    Well, there’s a big lie there about a tax break for wealthy districts. There’s no tax break, HISD just gets to keep money raised already. Recapture happens regardless of tax rate. Reducing the tax rate doesn’t reduce the recapture amount, and raising the rate makes more money go to the State. Thanks, La Feria, for screwing the kids in HISD schools. A big F you to the worthless pieces of crap in the Legislature as well, for failing to do their jobs while they suck up to their rich backers who hate anyone who isn’t just like them. After all, if we were good people, we would have the money to send our kids to private school, rather than being the losers Dan Patrick et al think we are.

  2. Mark Kerrissey says:

    Wait until the judge learns that TEA last January traded the $85 m. Recapture credit with certain trustees in return for the trustees placing Recapture on the ballot again. I don’t expect the TEA will fight this battle with MALDEF. It has the HISD vote and now it stands to get its $85 m back with ballooning payments in the future. HISD has forfeited its leverage (can’t sue I understand) and it now is dependent on the goodwill of the Texas GOP Senate. Recapture is a cash cow for Patrick and his corporate friends. Recapture money = corporate tax breaks. Why reform a good thing? “Money for nothing and chicks for free” Dire Straits

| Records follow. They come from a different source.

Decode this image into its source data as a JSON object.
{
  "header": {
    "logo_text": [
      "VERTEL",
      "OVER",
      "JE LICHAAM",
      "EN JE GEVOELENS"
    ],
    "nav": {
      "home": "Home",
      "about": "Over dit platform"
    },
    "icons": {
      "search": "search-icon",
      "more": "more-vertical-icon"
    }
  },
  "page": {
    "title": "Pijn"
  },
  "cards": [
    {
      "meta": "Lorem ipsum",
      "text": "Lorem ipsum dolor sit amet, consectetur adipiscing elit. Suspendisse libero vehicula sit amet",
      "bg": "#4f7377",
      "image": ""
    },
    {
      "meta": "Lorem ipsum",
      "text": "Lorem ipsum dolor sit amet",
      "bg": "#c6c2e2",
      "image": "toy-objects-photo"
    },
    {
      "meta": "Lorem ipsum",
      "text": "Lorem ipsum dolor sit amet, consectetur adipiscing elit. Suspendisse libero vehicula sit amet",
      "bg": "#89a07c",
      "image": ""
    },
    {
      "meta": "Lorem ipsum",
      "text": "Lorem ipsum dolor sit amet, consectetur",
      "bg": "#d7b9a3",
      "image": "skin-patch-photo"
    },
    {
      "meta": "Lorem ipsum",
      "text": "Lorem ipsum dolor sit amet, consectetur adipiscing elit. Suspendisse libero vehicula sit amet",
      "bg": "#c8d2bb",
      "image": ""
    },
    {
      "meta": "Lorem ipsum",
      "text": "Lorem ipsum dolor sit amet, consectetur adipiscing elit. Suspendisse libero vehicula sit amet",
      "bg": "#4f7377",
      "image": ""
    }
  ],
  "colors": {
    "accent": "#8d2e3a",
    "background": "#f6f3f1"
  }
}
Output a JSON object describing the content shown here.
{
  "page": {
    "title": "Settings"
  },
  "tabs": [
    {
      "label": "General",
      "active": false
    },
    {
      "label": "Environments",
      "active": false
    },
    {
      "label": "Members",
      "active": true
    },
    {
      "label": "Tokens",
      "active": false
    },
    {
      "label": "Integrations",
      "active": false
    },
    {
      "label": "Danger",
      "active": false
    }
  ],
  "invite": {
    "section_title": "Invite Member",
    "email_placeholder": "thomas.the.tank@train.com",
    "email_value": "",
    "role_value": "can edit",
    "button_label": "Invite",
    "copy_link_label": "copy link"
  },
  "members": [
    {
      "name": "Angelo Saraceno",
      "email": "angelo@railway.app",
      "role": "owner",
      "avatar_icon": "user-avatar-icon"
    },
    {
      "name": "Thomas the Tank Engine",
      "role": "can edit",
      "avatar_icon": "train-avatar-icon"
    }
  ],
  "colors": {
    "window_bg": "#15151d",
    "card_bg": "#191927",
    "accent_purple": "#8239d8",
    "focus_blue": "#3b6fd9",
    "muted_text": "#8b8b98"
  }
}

  3. Mark says:

    This is such BS. “relieve wealthier school districts of their responsibilities to poorer districts under ‘recapture’ ” Teachers and other employees in my “wealthier” district haven’t had a raise in years. Wealthier” districts don’t have “responsibilities” to poorer districts, their only responsibilities are to the children within their boundaries and their employees, which is why they are supposed to be “Independent”, but the Texas government has a responsibility to all districts and the students, parents, and taxpayers, one it has been ignoring for years now. Greg Abbott, Dan Patrick, et al congratulated and high-fived each other when the Texas Supreme Court found the Texas school finance system deeply flawed but not unconstitutional, they didn’t care about the “deeply flawed” part, only that they were off the hook to have to fix it. And so they let another legislative session go by without a workable plan – but they had plenty of time to work on getting a stupid bathroom bill passed, didn’t they?